Footprints from Fossils to Gallows: Adventures in Paleoanthropology, Primatology, and Forensic Anthropology.
University of Chicago professor Russell Tuttle was privileged to study one of the most dramatic and provocative fossil discoveries of the twentieth century: 3.66–million–year–old (MA) bipedal footprint trails at Laetoli, Northern Tanzania. This adventure concurrently led to invitations to join a team of barristers and solicitors in defense of two men accused of involvement in a murder in Winnipeg, Canada. The Queen's Counsel for the prosecution had engaged a certified forensic anthropologist, Louise M. Robbins (1928–1987), who had worked on a different section of the Laetoli footprints trails before him. Her claim to have developed a new science of human footprint analysis for forensic use and wild speculations about the makers of some Laetoli prints prompted him to question her scientific ability and method of footprint analysis (Tuttle 1986) and the judgment of fellow forensic anthropologists who supported her testimonials. We hope this book might lead to a better understanding of how science can serve our courts by using novel and well–established results of scientific research less adversarially with a view to achieve justice for all parties affected by crimes. Particularly, claims of new forensic methods should be tested thoroughly by peer review outside the courtroom before employment to decide matters of life and death.

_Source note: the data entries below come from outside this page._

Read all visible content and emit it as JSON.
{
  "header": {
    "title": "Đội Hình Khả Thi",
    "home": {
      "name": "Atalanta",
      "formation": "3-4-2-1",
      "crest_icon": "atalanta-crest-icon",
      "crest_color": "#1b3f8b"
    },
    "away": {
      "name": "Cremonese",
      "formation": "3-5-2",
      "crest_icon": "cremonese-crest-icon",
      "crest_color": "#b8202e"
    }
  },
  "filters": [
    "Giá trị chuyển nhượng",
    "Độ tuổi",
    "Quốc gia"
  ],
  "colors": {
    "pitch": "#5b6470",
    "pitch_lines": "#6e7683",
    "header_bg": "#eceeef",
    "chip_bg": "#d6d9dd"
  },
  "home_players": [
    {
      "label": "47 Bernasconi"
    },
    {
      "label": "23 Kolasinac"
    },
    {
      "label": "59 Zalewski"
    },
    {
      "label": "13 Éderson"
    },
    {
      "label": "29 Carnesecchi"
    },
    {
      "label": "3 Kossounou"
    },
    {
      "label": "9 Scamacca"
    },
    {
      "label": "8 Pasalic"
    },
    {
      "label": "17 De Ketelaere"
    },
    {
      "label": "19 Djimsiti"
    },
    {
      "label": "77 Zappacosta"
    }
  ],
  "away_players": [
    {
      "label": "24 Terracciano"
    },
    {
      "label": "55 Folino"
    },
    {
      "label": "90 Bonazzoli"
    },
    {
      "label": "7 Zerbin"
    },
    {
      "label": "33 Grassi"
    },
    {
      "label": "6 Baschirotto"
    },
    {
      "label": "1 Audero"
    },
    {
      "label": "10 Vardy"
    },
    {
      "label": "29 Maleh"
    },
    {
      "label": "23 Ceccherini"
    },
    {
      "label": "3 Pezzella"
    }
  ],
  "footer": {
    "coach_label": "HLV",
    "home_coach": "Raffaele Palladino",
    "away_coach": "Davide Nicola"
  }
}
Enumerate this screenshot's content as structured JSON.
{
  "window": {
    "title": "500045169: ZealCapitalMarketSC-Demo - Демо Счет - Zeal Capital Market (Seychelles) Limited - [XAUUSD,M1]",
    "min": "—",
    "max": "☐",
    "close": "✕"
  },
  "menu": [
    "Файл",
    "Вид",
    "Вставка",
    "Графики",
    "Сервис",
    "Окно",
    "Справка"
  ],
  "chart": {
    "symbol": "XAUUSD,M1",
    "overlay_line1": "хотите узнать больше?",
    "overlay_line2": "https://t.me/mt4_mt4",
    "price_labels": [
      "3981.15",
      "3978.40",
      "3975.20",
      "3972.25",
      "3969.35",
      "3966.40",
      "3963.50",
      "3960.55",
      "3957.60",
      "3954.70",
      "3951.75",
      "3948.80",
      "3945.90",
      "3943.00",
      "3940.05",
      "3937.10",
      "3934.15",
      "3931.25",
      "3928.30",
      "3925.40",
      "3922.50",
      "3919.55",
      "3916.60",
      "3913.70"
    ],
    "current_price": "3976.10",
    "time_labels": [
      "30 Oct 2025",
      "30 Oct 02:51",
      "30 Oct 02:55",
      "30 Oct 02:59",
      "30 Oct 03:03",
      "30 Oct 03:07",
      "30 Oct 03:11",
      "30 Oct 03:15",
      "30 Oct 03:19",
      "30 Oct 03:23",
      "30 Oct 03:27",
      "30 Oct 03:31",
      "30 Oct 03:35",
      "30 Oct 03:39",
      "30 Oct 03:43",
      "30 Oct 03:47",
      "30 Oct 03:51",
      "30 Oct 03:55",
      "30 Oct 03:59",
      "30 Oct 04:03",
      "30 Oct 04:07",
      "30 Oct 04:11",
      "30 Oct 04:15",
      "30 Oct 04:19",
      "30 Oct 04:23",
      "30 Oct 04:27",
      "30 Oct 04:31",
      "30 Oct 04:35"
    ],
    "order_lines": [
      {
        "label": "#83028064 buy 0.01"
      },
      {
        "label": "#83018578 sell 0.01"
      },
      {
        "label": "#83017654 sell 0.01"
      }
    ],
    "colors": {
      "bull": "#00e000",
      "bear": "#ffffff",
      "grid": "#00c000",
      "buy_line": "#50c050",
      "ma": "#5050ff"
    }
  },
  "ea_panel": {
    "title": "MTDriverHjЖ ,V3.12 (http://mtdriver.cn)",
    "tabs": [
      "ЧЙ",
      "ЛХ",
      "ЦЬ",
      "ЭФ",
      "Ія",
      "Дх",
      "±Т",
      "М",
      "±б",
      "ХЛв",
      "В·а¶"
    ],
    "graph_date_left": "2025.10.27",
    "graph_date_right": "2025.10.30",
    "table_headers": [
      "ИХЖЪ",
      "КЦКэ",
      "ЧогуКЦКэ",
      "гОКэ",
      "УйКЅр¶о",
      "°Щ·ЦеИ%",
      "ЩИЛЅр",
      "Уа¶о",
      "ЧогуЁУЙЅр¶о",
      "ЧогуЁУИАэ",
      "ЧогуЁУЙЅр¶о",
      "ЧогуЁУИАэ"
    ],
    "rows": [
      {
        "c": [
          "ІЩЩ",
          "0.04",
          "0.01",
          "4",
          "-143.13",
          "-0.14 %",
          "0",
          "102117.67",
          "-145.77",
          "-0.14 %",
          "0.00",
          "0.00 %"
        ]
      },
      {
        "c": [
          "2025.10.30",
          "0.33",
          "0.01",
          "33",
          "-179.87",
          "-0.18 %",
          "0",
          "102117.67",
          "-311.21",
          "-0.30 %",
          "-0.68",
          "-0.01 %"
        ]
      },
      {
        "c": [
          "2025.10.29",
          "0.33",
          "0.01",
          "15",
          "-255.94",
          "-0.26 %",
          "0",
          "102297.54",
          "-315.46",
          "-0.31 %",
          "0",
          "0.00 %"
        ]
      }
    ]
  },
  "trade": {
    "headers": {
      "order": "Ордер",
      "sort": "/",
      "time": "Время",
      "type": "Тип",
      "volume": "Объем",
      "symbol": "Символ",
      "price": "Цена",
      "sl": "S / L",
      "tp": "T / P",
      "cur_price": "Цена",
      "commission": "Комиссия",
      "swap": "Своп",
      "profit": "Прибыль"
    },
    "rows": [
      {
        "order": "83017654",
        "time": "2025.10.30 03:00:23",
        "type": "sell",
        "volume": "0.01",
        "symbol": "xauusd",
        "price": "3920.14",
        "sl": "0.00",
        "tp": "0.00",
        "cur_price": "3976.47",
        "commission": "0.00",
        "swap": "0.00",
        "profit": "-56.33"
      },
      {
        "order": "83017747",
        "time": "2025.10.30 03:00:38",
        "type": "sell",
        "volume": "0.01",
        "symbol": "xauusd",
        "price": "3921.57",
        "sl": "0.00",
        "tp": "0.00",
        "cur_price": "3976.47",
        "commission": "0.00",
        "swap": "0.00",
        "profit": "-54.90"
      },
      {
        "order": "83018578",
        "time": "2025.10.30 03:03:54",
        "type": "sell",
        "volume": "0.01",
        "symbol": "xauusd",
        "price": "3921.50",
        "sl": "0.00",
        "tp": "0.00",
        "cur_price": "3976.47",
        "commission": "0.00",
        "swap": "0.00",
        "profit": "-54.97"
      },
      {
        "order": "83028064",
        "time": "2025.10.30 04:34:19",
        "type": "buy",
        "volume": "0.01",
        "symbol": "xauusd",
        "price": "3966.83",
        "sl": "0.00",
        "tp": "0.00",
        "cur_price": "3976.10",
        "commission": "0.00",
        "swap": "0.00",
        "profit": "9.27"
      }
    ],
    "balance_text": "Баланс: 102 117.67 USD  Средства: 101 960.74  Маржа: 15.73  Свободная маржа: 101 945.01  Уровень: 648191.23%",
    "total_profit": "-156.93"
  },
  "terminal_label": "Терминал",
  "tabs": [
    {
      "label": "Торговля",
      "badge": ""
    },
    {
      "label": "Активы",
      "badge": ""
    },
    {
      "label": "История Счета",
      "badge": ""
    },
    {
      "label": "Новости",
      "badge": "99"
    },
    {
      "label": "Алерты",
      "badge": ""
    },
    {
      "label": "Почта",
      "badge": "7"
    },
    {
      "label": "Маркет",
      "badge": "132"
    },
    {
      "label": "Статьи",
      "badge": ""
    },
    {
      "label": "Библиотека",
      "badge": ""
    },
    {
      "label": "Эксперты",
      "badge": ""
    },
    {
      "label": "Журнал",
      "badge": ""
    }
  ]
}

Dr. Robbins's decade of quackery is a prime example of how justice might be better served by early, thorough scrutiny of a claimant's novel methods and general scientific expertise.
In addition to relevant literature, my main source is correspondence among Drs. Robbins, Mary Leakey, and Michael Day; court records of barristers and myself from copies of correspondence in my files dating back to 1980 and Anthropology Archives at the Smithsonian Institution; and detailed reports prepared by Dr. Robbins and R. Tuttle concerning a criminal case in Winnipeg, Canada. Although I did not set out to write the book as a memoir, it quickly became thus as I recalled the experiences that shaped me as a paleoanthropologist. Previously, my research was on functional morphology, history of anthropology, and evolutionary biology in the USA and Europe.120